Although summer may be winding down for students who are heading back to school, we still have several weeks of warm weather to look forward to. If you’re like me, that includes some fun in the sun! During discussions with my family on how to stay safe at the pool, I started thinking about some other important family members – those of the furry, four-legged kind.

Protecting our dogs and other pets from swimming-pool related risks is critical. It’s estimated that thousands of pets die each year from drowning. However, there are many ways we can protect our critter companions from harm. Here are some of the top ways to keep your dog safe and healthy all summer long.

Keep your pooch safe near the water. Precautions like installing a fence or safety gate around your pool, buying a lifejacket for your dog, and investing in a floating ramp so your dog always has access to an exit can all protect her from danger. This article has a great list of ideas for protecting your critter’s welfare while you enjoy the sunny days together.

Teach your canine companion the doggy paddle. Although some breeds are more inclined to be naturally skilled swimmers than others, you should never assume that yours knows what to do in the water. This lesson plan from the American Kennel Club offers suggestions on how to ease your dog into the water and teach her to swim. Also keep in mind that dog life vests are now available in all sizes, and dogs get used to them quickly, and it will give you extra peace of mind if your dog becomes tired or just is not an efficient swimmer.

Be mindful of the health risks associated with harsh pool chemicals. Not only should you take care in keeping your dog out of water that’s just been treated, but you should also make sure that pool chemicals are locked up and completely inaccessible to your dog. These chemicals, in particular, should never be ingested by your dog, whether from the container or when mixed in pool water. If they are, contact your veterinarian immediately.

Know what to do in the event of an emergency. If your dog falls in a pool or other body of water unexpectedly – especially if she doesn’t know how to swim – it’s important to take her to the vet for an evaluation as soon as possible to prevent “dry drowning,” a condition where fluid accumulates in a dog’s lungs approximately one day after the incident. You should also know how to perform CPR on your dog if she is unresponsive after falling in the pool.

While we want our pets to be a part of our warm weather plans, it’s important to keep in mind some of the safety measures we can take to protect them while poolside. By making sure they’re always supervised around the water, keeping their paws off of chemicals, and taking immediate action should they fall in, we can better guarantee they’ll enjoy many more summers to come.



Vee Cecil is a wellness coach, personal trainer, and bootcamp instructor. She loves making health and nutrition fun for her husband, children and clients in Kentucky. She also shares her passion for personal well-being on her new blog.

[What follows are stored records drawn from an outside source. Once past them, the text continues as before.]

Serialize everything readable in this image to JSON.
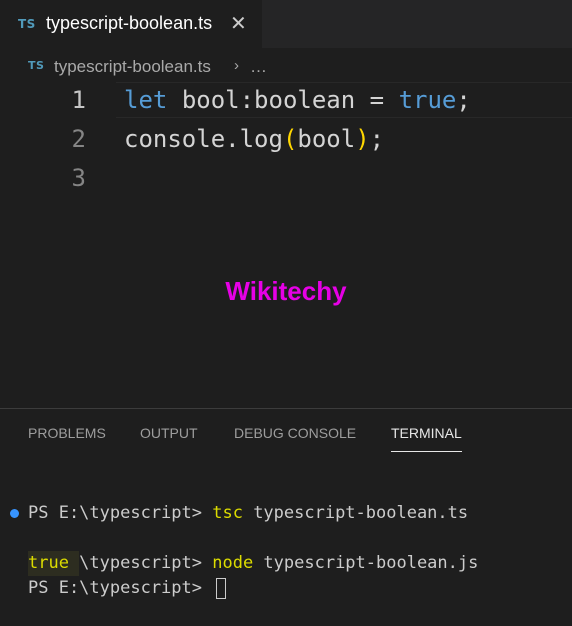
{
  "tab": {
    "icon": "TS",
    "label": "typescript-boolean.ts",
    "close": "✕"
  },
  "breadcrumb": {
    "icon": "TS",
    "file": "typescript-boolean.ts",
    "sep": "›",
    "more": "…"
  },
  "editor": {
    "lines": [
      {
        "num": "1",
        "kw": "let",
        "sp1": " ",
        "ident": "bool:boolean",
        "op": " = ",
        "val": "true",
        "end": ";"
      },
      {
        "num": "2",
        "obj": "console.log",
        "open": "(",
        "arg": "bool",
        "close": ")",
        "end": ";"
      },
      {
        "num": "3"
      }
    ]
  },
  "watermark": "Wikitechy",
  "panel": {
    "tabs": [
      "PROBLEMS",
      "OUTPUT",
      "DEBUG CONSOLE",
      "TERMINAL"
    ],
    "active_tab": "TERMINAL"
  },
  "terminal": {
    "lines": [
      {
        "prompt": "PS E:\\typescript> ",
        "cmd": "tsc",
        "args": " typescript-boolean.ts"
      },
      {
        "prompt": "PS E:\\typescript> ",
        "cmd": "node",
        "args": " typescript-boolean.js"
      },
      {
        "output": "true"
      },
      {
        "prompt": "PS E:\\typescript> "
      }
    ]
  },
  "colors": {
    "keyword": "#569cd6",
    "variable": "#9cdcfe",
    "bracket": "#ffd700",
    "watermark": "#e600e6",
    "terminal_cmd": "#dcdc00"
  }
}
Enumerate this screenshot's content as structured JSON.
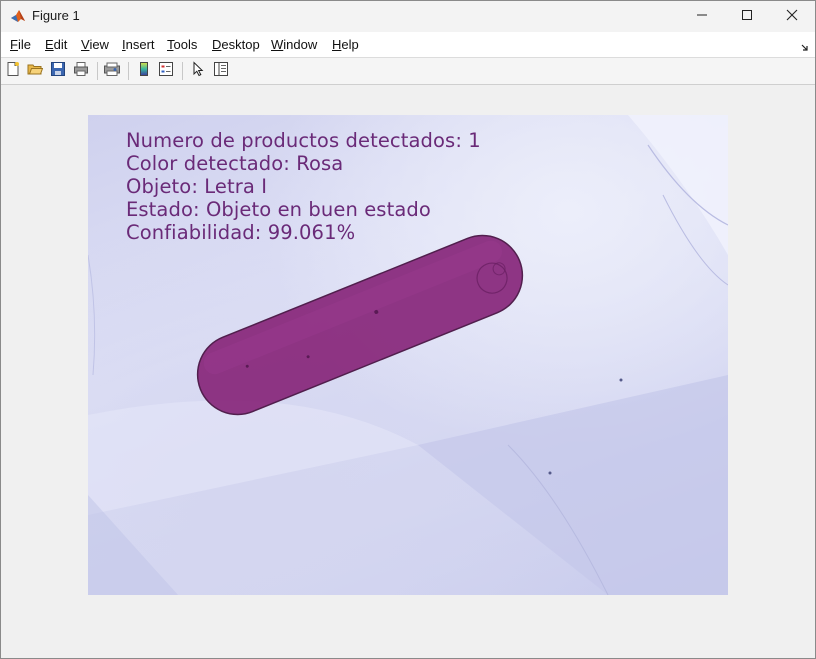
{
  "window": {
    "title": "Figure 1",
    "app_icon": "matlab-logo-icon",
    "controls": [
      "minimize-icon",
      "maximize-icon",
      "close-icon"
    ]
  },
  "menubar": {
    "items": [
      {
        "label": "File",
        "mnemonic": "F",
        "rest": "ile"
      },
      {
        "label": "Edit",
        "mnemonic": "E",
        "rest": "dit"
      },
      {
        "label": "View",
        "mnemonic": "V",
        "rest": "iew"
      },
      {
        "label": "Insert",
        "mnemonic": "I",
        "rest": "nsert"
      },
      {
        "label": "Tools",
        "mnemonic": "T",
        "rest": "ools"
      },
      {
        "label": "Desktop",
        "mnemonic": "D",
        "rest": "esktop"
      },
      {
        "label": "Window",
        "mnemonic": "W",
        "rest": "indow"
      },
      {
        "label": "Help",
        "mnemonic": "H",
        "rest": "elp"
      }
    ]
  },
  "toolbar": {
    "buttons": [
      "new-figure-icon",
      "open-file-icon",
      "save-icon",
      "print-icon",
      "print-preview-icon",
      "colorbar-icon",
      "legend-icon",
      "pointer-icon",
      "property-inspector-icon"
    ]
  },
  "figure": {
    "overlay_text": [
      "Numero de productos detectados: 1",
      "Color detectado: Rosa",
      "Objeto: Letra I",
      "Estado: Objeto en buen estado",
      "Confiabilidad: 99.061%"
    ],
    "text_color": "#6a2a78",
    "object_color": "#8a2c7e",
    "background_tint": "#cfd1ee"
  }
}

Many thanks to Vee Cecil for this guest post. She can be reached via her website: | Exploring All Sides of Wellness



Melanie's Product Recommendations:

Knowing Dogs Store

Subscribe by Email

Enter your email address:

Delivered by FeedBurner